*What the task asks*
Wherever a line in the data holds the word "notification", pull that line out.

Information provided START

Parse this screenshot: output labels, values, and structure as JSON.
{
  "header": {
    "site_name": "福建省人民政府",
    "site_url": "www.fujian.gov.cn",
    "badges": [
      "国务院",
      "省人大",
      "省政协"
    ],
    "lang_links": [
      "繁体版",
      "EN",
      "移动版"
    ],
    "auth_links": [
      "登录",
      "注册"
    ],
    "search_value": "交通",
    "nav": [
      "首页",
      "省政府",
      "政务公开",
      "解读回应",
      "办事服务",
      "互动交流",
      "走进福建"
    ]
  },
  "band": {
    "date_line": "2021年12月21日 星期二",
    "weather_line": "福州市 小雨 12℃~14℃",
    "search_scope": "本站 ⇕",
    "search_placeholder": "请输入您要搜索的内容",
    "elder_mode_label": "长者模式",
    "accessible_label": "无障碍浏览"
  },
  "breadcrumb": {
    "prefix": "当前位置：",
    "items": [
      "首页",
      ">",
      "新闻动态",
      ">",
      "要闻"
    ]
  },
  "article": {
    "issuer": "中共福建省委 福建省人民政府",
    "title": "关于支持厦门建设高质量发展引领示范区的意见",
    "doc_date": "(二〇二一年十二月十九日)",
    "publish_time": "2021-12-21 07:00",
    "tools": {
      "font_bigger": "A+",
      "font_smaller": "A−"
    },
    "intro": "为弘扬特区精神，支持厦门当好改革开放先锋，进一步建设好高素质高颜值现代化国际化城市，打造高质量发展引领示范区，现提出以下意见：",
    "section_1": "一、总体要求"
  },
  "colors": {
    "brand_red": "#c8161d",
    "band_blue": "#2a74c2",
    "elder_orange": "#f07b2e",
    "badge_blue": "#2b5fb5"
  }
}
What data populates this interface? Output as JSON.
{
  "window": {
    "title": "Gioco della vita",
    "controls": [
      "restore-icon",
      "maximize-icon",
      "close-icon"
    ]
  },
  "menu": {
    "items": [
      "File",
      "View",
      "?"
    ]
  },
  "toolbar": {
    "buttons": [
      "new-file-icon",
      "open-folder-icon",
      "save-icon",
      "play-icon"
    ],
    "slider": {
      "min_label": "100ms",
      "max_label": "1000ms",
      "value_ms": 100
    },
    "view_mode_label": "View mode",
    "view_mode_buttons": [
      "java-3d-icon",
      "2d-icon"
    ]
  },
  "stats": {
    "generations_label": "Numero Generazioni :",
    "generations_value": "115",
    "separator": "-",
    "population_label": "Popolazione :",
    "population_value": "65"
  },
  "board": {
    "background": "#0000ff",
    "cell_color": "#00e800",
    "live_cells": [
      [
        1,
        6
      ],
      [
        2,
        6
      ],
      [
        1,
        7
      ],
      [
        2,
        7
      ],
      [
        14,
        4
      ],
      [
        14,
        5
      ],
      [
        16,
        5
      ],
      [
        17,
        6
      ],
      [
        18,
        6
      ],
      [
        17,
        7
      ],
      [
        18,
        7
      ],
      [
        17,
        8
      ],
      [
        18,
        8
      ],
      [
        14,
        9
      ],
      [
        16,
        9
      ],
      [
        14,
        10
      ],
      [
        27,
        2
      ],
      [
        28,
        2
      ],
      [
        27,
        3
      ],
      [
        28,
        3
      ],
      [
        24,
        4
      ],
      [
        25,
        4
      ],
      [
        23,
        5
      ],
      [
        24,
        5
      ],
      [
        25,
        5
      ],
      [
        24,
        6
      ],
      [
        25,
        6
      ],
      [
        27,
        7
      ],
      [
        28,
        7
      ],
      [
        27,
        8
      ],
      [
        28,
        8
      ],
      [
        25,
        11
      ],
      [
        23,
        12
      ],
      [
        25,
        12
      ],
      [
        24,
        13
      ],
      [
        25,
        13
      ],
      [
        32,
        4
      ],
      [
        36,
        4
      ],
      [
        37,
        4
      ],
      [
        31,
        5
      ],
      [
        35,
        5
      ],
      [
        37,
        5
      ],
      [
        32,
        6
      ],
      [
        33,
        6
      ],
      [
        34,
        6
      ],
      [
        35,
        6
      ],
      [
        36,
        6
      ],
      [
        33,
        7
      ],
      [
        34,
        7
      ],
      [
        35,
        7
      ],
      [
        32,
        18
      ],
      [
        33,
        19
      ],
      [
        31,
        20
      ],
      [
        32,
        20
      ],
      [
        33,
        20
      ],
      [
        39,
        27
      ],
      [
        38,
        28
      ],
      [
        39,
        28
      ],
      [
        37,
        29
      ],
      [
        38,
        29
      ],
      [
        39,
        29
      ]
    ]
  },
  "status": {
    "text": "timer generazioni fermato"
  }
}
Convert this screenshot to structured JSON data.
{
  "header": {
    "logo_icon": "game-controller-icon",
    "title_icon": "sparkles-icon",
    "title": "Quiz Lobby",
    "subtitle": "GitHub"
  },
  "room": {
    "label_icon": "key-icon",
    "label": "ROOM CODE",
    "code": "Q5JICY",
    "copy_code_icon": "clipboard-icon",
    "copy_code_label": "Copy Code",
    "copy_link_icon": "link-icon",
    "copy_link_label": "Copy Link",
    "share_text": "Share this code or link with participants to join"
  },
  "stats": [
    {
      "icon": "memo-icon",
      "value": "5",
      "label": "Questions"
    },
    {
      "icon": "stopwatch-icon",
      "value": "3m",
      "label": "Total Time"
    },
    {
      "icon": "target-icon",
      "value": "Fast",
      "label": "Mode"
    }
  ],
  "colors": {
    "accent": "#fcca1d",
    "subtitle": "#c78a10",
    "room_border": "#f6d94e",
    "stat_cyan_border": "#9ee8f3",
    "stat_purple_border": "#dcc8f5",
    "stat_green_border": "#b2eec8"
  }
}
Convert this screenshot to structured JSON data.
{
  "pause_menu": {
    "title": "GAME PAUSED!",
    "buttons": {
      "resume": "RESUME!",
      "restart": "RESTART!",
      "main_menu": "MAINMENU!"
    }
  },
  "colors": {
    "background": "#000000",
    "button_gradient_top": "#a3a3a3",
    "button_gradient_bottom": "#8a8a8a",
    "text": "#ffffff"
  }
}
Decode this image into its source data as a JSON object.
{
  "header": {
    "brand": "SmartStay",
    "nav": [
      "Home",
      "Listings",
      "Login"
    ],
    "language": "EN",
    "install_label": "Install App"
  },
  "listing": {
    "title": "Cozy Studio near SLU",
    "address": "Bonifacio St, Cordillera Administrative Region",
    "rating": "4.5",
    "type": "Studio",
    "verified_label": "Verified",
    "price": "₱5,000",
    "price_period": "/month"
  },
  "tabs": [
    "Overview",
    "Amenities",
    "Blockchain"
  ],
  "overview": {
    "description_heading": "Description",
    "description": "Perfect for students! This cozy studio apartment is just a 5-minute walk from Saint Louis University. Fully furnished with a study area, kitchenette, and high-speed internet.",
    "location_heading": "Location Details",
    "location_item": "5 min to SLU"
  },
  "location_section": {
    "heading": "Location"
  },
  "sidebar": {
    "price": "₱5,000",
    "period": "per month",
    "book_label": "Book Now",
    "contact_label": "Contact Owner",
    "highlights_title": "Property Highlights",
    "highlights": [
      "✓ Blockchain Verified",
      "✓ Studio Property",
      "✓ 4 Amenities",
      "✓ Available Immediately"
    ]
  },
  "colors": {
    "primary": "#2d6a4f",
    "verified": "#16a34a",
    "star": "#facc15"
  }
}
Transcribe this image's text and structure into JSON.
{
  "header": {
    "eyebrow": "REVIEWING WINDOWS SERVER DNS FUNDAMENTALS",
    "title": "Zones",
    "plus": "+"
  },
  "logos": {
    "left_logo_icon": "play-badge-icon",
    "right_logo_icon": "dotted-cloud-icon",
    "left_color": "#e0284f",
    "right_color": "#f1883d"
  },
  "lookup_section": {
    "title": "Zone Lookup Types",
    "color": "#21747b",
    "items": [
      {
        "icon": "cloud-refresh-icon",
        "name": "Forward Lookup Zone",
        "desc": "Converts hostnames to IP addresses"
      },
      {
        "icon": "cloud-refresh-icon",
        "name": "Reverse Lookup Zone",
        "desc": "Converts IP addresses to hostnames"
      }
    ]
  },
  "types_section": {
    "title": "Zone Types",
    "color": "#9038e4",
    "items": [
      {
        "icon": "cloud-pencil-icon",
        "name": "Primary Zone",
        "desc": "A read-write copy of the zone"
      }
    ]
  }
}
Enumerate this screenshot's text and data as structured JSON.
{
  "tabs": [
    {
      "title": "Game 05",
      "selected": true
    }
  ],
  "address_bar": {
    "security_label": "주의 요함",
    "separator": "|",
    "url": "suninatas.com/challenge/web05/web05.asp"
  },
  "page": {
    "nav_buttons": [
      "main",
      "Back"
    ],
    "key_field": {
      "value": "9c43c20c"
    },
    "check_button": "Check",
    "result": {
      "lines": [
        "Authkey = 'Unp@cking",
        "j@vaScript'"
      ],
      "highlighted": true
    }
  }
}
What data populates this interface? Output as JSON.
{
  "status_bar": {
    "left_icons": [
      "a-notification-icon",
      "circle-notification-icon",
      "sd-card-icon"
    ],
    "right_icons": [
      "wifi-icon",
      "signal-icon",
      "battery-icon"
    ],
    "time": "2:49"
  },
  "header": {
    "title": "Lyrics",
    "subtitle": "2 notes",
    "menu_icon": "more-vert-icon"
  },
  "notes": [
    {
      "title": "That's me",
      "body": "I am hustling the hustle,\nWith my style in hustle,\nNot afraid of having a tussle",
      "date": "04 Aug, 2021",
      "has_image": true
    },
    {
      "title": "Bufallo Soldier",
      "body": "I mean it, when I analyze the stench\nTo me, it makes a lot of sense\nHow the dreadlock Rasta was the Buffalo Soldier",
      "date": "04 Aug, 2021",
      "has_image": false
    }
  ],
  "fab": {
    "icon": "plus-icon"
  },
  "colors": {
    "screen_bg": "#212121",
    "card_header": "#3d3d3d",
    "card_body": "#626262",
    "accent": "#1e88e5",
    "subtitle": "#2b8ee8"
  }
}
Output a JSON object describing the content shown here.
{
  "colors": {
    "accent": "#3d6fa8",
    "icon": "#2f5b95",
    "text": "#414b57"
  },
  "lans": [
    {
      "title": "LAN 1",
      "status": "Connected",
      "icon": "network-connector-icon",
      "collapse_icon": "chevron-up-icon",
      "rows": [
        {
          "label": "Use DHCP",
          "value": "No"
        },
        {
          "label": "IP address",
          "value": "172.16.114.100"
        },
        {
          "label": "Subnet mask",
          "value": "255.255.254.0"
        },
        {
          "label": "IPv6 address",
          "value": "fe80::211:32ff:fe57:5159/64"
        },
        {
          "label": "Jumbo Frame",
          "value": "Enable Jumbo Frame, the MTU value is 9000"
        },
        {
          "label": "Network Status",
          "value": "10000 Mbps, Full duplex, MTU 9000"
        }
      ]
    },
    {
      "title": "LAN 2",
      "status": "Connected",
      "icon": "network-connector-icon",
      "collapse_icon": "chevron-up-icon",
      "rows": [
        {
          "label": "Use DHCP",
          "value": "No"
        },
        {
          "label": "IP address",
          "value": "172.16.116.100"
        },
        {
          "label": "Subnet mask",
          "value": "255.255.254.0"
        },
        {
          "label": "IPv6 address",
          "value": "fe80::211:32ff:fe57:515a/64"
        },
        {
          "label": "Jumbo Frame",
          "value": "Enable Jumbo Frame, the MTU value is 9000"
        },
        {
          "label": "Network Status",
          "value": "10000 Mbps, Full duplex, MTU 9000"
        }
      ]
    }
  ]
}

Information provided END

*Answer space*
      "a-notification-icon",
      "circle-notification-icon",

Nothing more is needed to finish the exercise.